Count how many lines below include the string "catch", and give that number without anything else.

Task data:
--- START ---

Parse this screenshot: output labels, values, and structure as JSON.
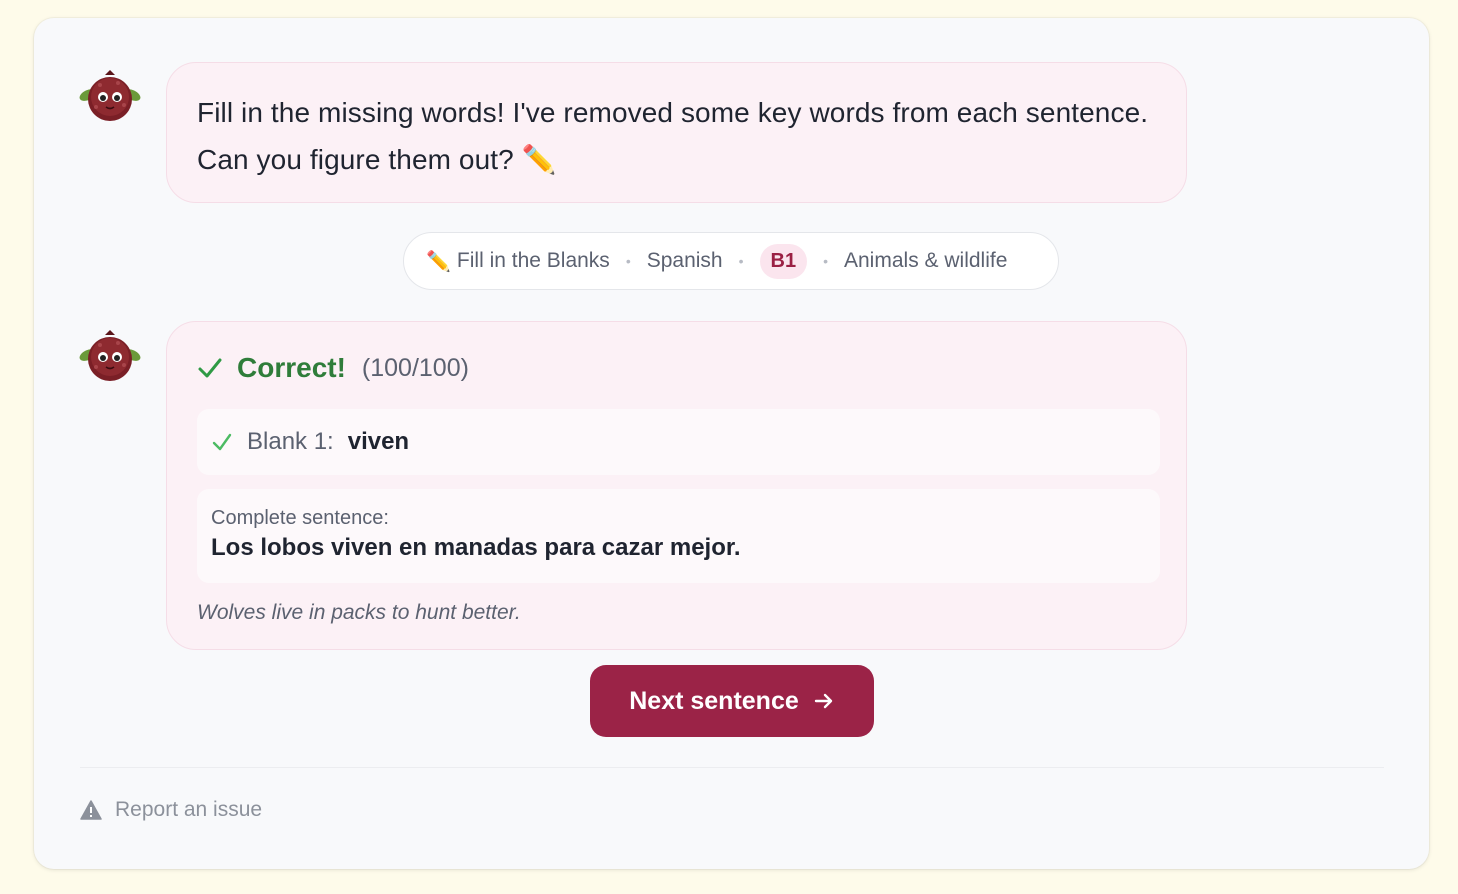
{
  "intro_message": {
    "text": "Fill in the missing words! I've removed some key words from each sentence. Can you figure them out? ✏️"
  },
  "exercise_info": {
    "mode_icon": "pencil-icon",
    "mode": "Fill in the Blanks",
    "language": "Spanish",
    "level": "B1",
    "topic": "Animals & wildlife"
  },
  "result": {
    "status": "Correct!",
    "score": "(100/100)",
    "blanks": [
      {
        "label": "Blank 1:",
        "answer": "viven"
      }
    ],
    "complete_sentence_label": "Complete sentence:",
    "complete_sentence": "Los lobos viven en manadas para cazar mejor.",
    "translation": "Wolves live in packs to hunt better."
  },
  "actions": {
    "next_label": "Next sentence"
  },
  "footer": {
    "report_label": "Report an issue"
  },
  "colors": {
    "accent": "#9b2347",
    "success": "#2f7d3a",
    "bubble": "#fcf1f6",
    "page_background": "#fefbea"
  }
}
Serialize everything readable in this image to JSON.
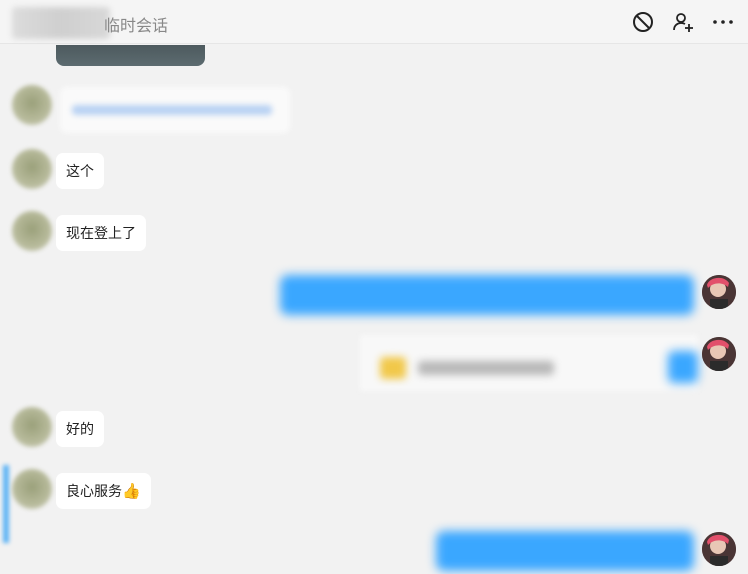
{
  "header": {
    "title_suffix": "临时会话",
    "icons": [
      "block-icon",
      "add-person-icon",
      "more-icon"
    ]
  },
  "messages": [
    {
      "side": "left",
      "type": "image"
    },
    {
      "side": "left",
      "type": "link"
    },
    {
      "side": "left",
      "type": "text",
      "text": "这个"
    },
    {
      "side": "left",
      "type": "text",
      "text": "现在登上了"
    },
    {
      "side": "right",
      "type": "text-blurred"
    },
    {
      "side": "right",
      "type": "card-blurred"
    },
    {
      "side": "left",
      "type": "text",
      "text": "好的"
    },
    {
      "side": "left",
      "type": "text",
      "text": "良心服务",
      "emoji": "👍"
    },
    {
      "side": "right",
      "type": "text-blurred"
    }
  ],
  "colors": {
    "background": "#f2f2f2",
    "bubble_left": "#ffffff",
    "bubble_right": "#3aa7ff"
  }
}
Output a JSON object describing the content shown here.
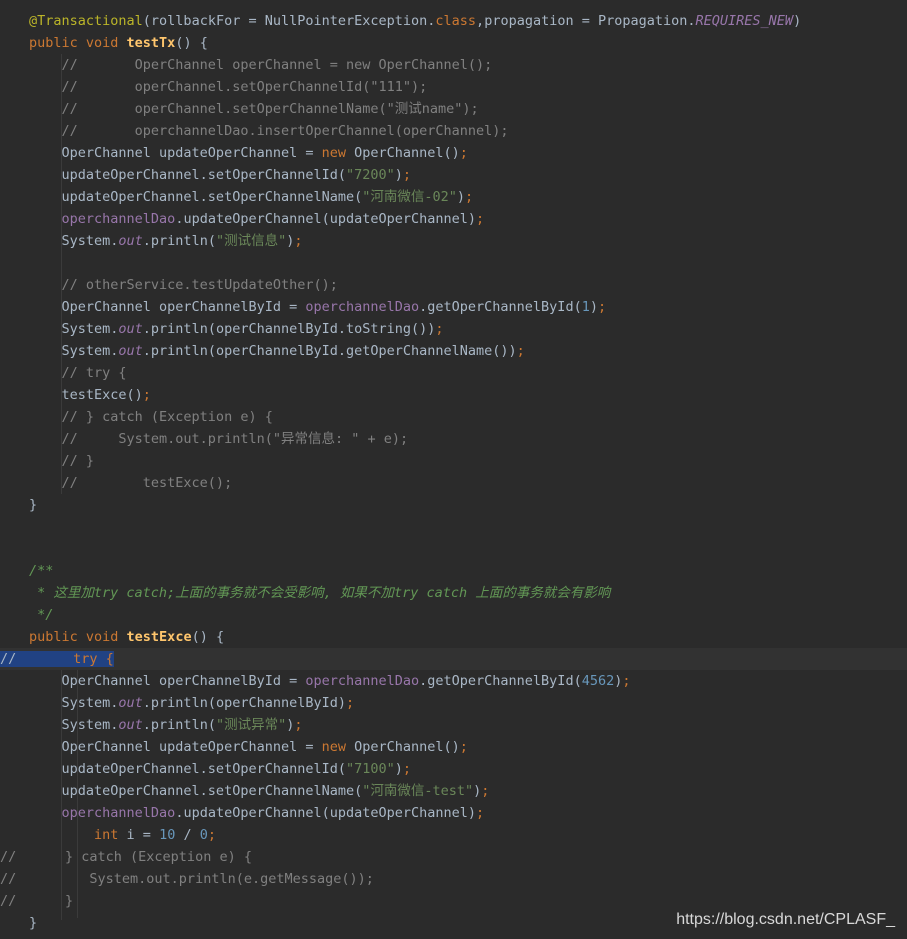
{
  "lines": [
    [
      {
        "t": "@Transactional",
        "c": "ann"
      },
      {
        "t": "(rollbackFor = NullPointerException."
      },
      {
        "t": "class",
        "c": "kw"
      },
      {
        "t": ","
      },
      {
        "t": "propagation = Propagation."
      },
      {
        "t": "REQUIRES_NEW",
        "c": "stat"
      },
      {
        "t": ")"
      }
    ],
    [
      {
        "t": "public void ",
        "c": "kw"
      },
      {
        "t": "testTx",
        "c": "fn"
      },
      {
        "t": "() {"
      }
    ],
    [
      {
        "t": "    //       OperChannel operChannel = new OperChannel();",
        "c": "cmt"
      }
    ],
    [
      {
        "t": "    //       operChannel.setOperChannelId(\"111\");",
        "c": "cmt"
      }
    ],
    [
      {
        "t": "    //       operChannel.setOperChannelName(\"测试name\");",
        "c": "cmt"
      }
    ],
    [
      {
        "t": "    //       operchannelDao.insertOperChannel(operChannel);",
        "c": "cmt"
      }
    ],
    [
      {
        "t": "    OperChannel updateOperChannel = "
      },
      {
        "t": "new ",
        "c": "kw"
      },
      {
        "t": "OperChannel()"
      },
      {
        "t": ";",
        "c": "kw"
      }
    ],
    [
      {
        "t": "    updateOperChannel.setOperChannelId("
      },
      {
        "t": "\"7200\"",
        "c": "str"
      },
      {
        "t": ")"
      },
      {
        "t": ";",
        "c": "kw"
      }
    ],
    [
      {
        "t": "    updateOperChannel.setOperChannelName("
      },
      {
        "t": "\"河南微信-02\"",
        "c": "str"
      },
      {
        "t": ")"
      },
      {
        "t": ";",
        "c": "kw"
      }
    ],
    [
      {
        "t": "    "
      },
      {
        "t": "operchannelDao",
        "c": "fld"
      },
      {
        "t": ".updateOperChannel(updateOperChannel)"
      },
      {
        "t": ";",
        "c": "kw"
      }
    ],
    [
      {
        "t": "    System."
      },
      {
        "t": "out",
        "c": "stat"
      },
      {
        "t": ".println("
      },
      {
        "t": "\"测试信息\"",
        "c": "str"
      },
      {
        "t": ")"
      },
      {
        "t": ";",
        "c": "kw"
      }
    ],
    [
      {
        "t": ""
      }
    ],
    [
      {
        "t": "    // otherService.testUpdateOther();",
        "c": "cmt"
      }
    ],
    [
      {
        "t": "    OperChannel operChannelById = "
      },
      {
        "t": "operchannelDao",
        "c": "fld"
      },
      {
        "t": ".getOperChannelById("
      },
      {
        "t": "1",
        "c": "num"
      },
      {
        "t": ")"
      },
      {
        "t": ";",
        "c": "kw"
      }
    ],
    [
      {
        "t": "    System."
      },
      {
        "t": "out",
        "c": "stat"
      },
      {
        "t": ".println(operChannelById.toString())"
      },
      {
        "t": ";",
        "c": "kw"
      }
    ],
    [
      {
        "t": "    System."
      },
      {
        "t": "out",
        "c": "stat"
      },
      {
        "t": ".println(operChannelById.getOperChannelName())"
      },
      {
        "t": ";",
        "c": "kw"
      }
    ],
    [
      {
        "t": "    // try {",
        "c": "cmt"
      }
    ],
    [
      {
        "t": "    testExce()"
      },
      {
        "t": ";",
        "c": "kw"
      }
    ],
    [
      {
        "t": "    // } catch (Exception e) {",
        "c": "cmt"
      }
    ],
    [
      {
        "t": "    //     System.out.println(\"异常信息: \" + e);",
        "c": "cmt"
      }
    ],
    [
      {
        "t": "    // }",
        "c": "cmt"
      }
    ],
    [
      {
        "t": "    //        testExce();",
        "c": "cmt"
      }
    ],
    [
      {
        "t": "}"
      }
    ],
    [
      {
        "t": ""
      }
    ],
    [
      {
        "t": ""
      }
    ],
    [
      {
        "t": "/**",
        "c": "doc"
      }
    ],
    [
      {
        "t": " * 这里加",
        "c": "doc"
      },
      {
        "t": "try catch",
        "c": "doc"
      },
      {
        "t": ";上面的事务就不会受影响, 如果不加",
        "c": "doc"
      },
      {
        "t": "try catch ",
        "c": "doc"
      },
      {
        "t": "上面的事务就会有影响",
        "c": "doc"
      }
    ],
    [
      {
        "t": " */",
        "c": "doc"
      }
    ],
    [
      {
        "t": "public void ",
        "c": "kw"
      },
      {
        "t": "testExce",
        "c": "fn"
      },
      {
        "t": "() {"
      }
    ],
    [
      {
        "t": "//     "
      },
      {
        "t": "  try {",
        "c": "kw"
      }
    ],
    [
      {
        "t": "    OperChannel operChannelById = "
      },
      {
        "t": "operchannelDao",
        "c": "fld"
      },
      {
        "t": ".getOperChannelById("
      },
      {
        "t": "4562",
        "c": "num"
      },
      {
        "t": ")"
      },
      {
        "t": ";",
        "c": "kw"
      }
    ],
    [
      {
        "t": "    System."
      },
      {
        "t": "out",
        "c": "stat"
      },
      {
        "t": ".println(operChannelById)"
      },
      {
        "t": ";",
        "c": "kw"
      }
    ],
    [
      {
        "t": "    System."
      },
      {
        "t": "out",
        "c": "stat"
      },
      {
        "t": ".println("
      },
      {
        "t": "\"测试异常\"",
        "c": "str"
      },
      {
        "t": ")"
      },
      {
        "t": ";",
        "c": "kw"
      }
    ],
    [
      {
        "t": "    OperChannel updateOperChannel = "
      },
      {
        "t": "new ",
        "c": "kw"
      },
      {
        "t": "OperChannel()"
      },
      {
        "t": ";",
        "c": "kw"
      }
    ],
    [
      {
        "t": "    updateOperChannel.setOperChannelId("
      },
      {
        "t": "\"7100\"",
        "c": "str"
      },
      {
        "t": ")"
      },
      {
        "t": ";",
        "c": "kw"
      }
    ],
    [
      {
        "t": "    updateOperChannel.setOperChannelName("
      },
      {
        "t": "\"河南微信-test\"",
        "c": "str"
      },
      {
        "t": ")"
      },
      {
        "t": ";",
        "c": "kw"
      }
    ],
    [
      {
        "t": "    "
      },
      {
        "t": "operchannelDao",
        "c": "fld"
      },
      {
        "t": ".updateOperChannel(updateOperChannel)"
      },
      {
        "t": ";",
        "c": "kw"
      }
    ],
    [
      {
        "t": "        "
      },
      {
        "t": "int ",
        "c": "kw"
      },
      {
        "t": "i = "
      },
      {
        "t": "10",
        "c": "num"
      },
      {
        "t": " / "
      },
      {
        "t": "0",
        "c": "num"
      },
      {
        "t": ";",
        "c": "kw"
      }
    ],
    [
      {
        "t": "//      } catch (Exception e) {",
        "c": "cmt"
      }
    ],
    [
      {
        "t": "//         System.out.println(e.getMessage());",
        "c": "cmt"
      }
    ],
    [
      {
        "t": "//      }",
        "c": "cmt"
      }
    ],
    [
      {
        "t": "}"
      }
    ]
  ],
  "watermark": "https://blog.csdn.net/CPLASF_"
}
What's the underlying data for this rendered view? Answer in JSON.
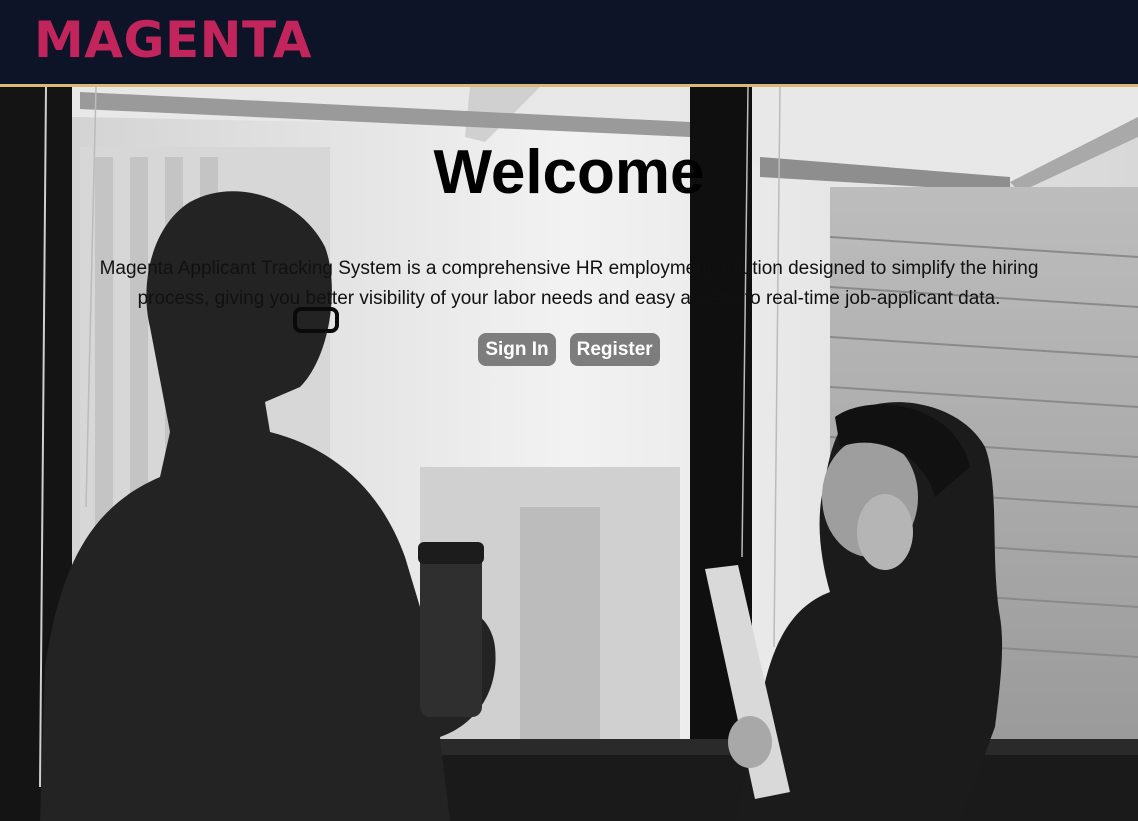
{
  "navbar": {
    "brand": "MAGENTA",
    "brand_color": "#c2255c",
    "background": "#0d1428",
    "accent_border": "#d9b97a"
  },
  "hero": {
    "title": "Welcome",
    "description": "Magenta Applicant Tracking System is a comprehensive HR employment solution designed to simplify the hiring process, giving you better visibility of your labor needs and easy access to real-time job-applicant data.",
    "background_image": "black-and-white photo of two coworkers talking by an office window",
    "buttons": {
      "sign_in_label": "Sign In",
      "register_label": "Register"
    }
  }
}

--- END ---

Written response: 4